DxOmark published the full 14-30mm review. The conclusion:
With its ultra-wide angle of view and truly compact dimensions, the Nikkor Z 14-30mm F4 S is without doubt a highly appealing solution. Couple that with a flat front and the ability to add 82mm screw-in filters, and the new Nikkor seems ideally suited to landscape and travel photography. While open -perture performance is a bit lacking, the lens performs pretty well only one stop down at all focal lengths, including at the vaunted 14mm focal length.
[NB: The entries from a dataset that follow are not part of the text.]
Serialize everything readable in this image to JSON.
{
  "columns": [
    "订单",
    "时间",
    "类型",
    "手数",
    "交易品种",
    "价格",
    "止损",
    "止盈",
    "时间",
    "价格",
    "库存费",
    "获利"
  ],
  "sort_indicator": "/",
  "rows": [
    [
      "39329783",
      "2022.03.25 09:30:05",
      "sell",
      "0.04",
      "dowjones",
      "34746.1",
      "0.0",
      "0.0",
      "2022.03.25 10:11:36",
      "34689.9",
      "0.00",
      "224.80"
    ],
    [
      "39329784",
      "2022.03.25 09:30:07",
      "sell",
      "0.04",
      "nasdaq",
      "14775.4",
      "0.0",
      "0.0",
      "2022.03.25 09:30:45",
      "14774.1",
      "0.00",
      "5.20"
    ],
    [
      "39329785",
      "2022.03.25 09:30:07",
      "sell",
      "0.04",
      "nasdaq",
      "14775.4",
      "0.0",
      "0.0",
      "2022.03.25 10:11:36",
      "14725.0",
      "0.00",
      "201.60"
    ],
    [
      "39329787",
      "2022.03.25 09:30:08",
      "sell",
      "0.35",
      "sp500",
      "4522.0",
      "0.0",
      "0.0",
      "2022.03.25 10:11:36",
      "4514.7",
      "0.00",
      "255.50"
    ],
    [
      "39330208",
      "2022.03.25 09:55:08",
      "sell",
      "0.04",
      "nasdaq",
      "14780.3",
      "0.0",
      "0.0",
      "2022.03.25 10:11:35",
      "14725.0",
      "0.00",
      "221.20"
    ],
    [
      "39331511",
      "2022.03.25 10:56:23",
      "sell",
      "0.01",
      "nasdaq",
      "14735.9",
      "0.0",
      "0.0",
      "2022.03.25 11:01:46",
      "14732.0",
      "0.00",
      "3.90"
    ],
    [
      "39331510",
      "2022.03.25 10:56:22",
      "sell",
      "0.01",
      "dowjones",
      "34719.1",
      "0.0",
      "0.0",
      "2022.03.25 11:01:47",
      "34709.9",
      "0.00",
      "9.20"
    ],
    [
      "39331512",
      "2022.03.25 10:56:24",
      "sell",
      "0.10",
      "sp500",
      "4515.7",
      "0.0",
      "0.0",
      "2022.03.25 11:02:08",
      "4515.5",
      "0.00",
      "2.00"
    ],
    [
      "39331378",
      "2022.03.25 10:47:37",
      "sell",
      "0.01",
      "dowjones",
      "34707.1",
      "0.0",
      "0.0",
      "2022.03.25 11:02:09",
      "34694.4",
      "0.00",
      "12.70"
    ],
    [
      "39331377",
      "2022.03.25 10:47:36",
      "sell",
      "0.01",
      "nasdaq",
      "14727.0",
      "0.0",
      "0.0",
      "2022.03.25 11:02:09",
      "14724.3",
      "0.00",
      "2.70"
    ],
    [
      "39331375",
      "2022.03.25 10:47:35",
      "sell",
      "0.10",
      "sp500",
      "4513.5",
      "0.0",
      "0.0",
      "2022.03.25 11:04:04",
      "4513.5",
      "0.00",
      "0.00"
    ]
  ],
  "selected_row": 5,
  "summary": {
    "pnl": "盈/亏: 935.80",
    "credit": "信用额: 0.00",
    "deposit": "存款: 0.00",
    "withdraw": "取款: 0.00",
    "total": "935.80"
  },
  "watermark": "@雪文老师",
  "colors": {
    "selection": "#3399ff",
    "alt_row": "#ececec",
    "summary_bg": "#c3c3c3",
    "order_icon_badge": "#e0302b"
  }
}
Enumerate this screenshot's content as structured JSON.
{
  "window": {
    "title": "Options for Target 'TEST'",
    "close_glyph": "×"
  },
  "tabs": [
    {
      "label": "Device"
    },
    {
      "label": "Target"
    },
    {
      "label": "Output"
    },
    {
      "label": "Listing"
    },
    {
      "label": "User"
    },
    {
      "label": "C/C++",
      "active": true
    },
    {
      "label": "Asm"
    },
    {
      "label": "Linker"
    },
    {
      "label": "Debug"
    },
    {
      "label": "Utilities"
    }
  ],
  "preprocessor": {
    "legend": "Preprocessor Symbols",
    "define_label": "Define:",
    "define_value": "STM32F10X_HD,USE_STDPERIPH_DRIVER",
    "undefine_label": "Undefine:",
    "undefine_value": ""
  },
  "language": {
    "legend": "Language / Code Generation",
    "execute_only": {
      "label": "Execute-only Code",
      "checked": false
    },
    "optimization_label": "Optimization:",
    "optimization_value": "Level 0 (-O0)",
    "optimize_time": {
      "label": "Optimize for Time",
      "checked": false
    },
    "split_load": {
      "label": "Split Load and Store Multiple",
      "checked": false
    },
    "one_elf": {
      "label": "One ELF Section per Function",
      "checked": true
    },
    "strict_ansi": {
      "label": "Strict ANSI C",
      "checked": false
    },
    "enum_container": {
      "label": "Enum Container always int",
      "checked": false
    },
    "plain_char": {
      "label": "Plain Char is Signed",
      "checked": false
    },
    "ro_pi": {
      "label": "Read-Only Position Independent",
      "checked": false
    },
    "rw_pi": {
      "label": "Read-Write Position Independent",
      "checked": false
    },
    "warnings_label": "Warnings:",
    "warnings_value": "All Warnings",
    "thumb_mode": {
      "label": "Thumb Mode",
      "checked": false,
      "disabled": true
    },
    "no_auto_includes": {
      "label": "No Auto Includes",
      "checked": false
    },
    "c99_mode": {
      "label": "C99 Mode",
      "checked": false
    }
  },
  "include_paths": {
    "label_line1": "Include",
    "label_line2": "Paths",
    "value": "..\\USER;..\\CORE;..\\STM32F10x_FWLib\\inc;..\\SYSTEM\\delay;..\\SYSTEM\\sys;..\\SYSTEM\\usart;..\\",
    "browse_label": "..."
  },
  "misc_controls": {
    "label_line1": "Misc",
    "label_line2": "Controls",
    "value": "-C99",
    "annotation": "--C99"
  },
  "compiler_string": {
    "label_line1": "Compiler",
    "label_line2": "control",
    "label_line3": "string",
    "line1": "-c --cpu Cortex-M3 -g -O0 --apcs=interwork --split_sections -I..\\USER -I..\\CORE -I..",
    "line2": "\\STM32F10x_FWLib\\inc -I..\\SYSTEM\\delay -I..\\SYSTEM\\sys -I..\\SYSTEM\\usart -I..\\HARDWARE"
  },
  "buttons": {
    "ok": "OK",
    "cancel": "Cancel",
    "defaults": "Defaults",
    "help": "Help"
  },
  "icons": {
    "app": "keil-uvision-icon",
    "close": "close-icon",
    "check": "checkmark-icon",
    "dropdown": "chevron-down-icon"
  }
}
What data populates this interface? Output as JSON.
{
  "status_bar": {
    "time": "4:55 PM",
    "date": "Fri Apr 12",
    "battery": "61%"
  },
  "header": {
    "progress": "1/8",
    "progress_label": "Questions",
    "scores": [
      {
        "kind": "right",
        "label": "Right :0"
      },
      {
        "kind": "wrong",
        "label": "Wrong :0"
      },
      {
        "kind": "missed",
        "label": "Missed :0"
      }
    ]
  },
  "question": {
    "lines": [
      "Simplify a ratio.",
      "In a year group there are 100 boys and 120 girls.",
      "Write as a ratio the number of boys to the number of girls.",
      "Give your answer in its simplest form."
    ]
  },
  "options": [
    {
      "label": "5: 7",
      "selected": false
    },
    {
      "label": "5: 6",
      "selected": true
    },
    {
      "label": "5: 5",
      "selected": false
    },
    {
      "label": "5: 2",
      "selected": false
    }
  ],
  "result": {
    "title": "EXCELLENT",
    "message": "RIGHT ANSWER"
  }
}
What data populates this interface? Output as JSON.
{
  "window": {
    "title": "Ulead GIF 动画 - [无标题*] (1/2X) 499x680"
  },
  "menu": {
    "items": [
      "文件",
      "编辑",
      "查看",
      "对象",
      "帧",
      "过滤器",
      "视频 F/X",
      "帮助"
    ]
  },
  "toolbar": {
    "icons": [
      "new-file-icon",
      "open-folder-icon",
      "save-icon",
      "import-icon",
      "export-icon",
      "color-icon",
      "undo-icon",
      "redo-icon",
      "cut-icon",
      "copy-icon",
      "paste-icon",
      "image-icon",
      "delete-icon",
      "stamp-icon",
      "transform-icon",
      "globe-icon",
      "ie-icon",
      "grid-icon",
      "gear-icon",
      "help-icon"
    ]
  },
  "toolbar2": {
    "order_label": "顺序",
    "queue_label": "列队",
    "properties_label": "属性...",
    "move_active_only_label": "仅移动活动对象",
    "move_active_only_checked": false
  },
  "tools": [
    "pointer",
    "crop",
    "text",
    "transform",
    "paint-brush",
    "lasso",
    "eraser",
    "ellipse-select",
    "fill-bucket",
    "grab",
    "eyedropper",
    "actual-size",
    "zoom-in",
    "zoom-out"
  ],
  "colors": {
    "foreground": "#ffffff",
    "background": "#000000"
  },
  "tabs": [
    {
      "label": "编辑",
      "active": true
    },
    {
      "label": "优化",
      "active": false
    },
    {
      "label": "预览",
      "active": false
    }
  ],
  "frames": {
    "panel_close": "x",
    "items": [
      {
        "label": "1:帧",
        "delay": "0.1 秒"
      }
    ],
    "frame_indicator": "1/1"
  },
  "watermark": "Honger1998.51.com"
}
With the mirrorless Z cameras’ in-body stabilization, using F5.6 with a low ISO might not be that challenging, and it is of course of little or no consequence when used on a tripod. Given the choice between it and a lens with more limited coverage or a much heavier and larger lens with better open-aperture performance, the Nikkor Z 14-30mm F4 S seems to strike a happy medium. And with a price of around $1300, it shouldn’t be overlooked.
In this review, we have compared the Nikkor Z 14-30mm F4S to its closest rivals from other brands. Remember that the lenses are intended to be used on different camera systems and mounts, so the comparisons are not strictly applicable.
The new wider Z-mount with its shorter register means there’s a lot more flexibility for optical engineers when designing lenses. The mount should especially benefit wide-angle lenses, and indeed, the Nikon Z 35mm f/1.8 S is the highest-scoring Nikon 35mm lens we’ve tested to date. Its key strength is sharpness, with good performance at the maximum aperture and exceptionally uniform resolution at the mid-apertures. This said, it doesn’t quite match such third-party options as the Sigma 35mm f/1.4 A and the Tamron SP 35mm f/1.8 Di, which achieve better sharpness when tested on the lower-resolution 36.3Mp Nikon D800E, compared to the Nikkor Z lens on the 45.7Mp Nikon Z 7. Overall, however, Nikon Z-system shooters who are looking for a 35mm prime can rest assured that the native Nikon Z 35mm f/1.8 S lens is an optically excellent choice.